Page and application data records:
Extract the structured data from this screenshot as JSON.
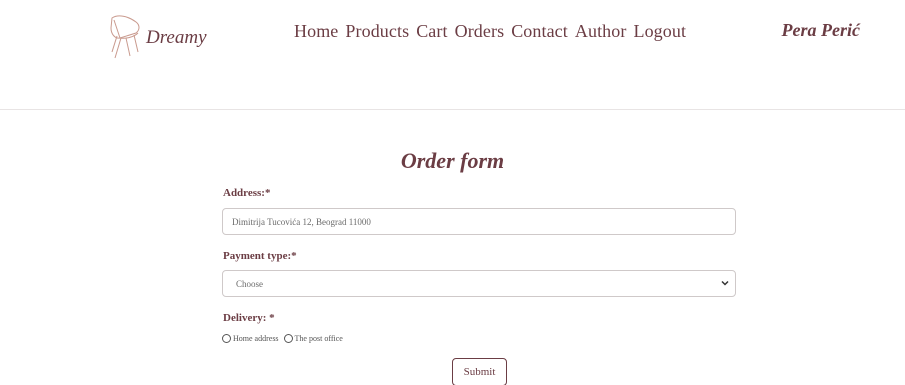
{
  "brand": {
    "name": "Dreamy",
    "icon": "chair-icon"
  },
  "nav": [
    "Home",
    "Products",
    "Cart",
    "Orders",
    "Contact",
    "Author",
    "Logout"
  ],
  "user": {
    "name": "Pera Perić"
  },
  "form": {
    "title": "Order form",
    "address_label": "Address:*",
    "address_value": "Dimitrija Tucovića 12, Beograd 11000",
    "payment_label": "Payment type:*",
    "payment_selected": "Choose",
    "delivery_label": "Delivery: *",
    "delivery_options": [
      "Home address",
      "The post office"
    ],
    "submit_label": "Submit"
  },
  "colors": {
    "accent": "#6b3d44",
    "border": "#cfc9c9"
  }
}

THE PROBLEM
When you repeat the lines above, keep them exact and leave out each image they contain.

OUTPUT OF THE TASK
Extract the structured data from this screenshot as JSON.
{
  "brand": {
    "name": "Dreamy",
    "icon": "chair-icon"
  },
  "nav": [
    "Home",
    "Products",
    "Cart",
    "Orders",
    "Contact",
    "Author",
    "Logout"
  ],
  "user": {
    "name": "Pera Perić"
  },
  "form": {
    "title": "Order form",
    "address_label": "Address:*",
    "address_value": "Dimitrija Tucovića 12, Beograd 11000",
    "payment_label": "Payment type:*",
    "payment_selected": "Choose",
    "delivery_label": "Delivery: *",
    "delivery_options": [
      "Home address",
      "The post office"
    ],
    "submit_label": "Submit"
  },
  "colors": {
    "accent": "#6b3d44",
    "border": "#cfc9c9"
  }
}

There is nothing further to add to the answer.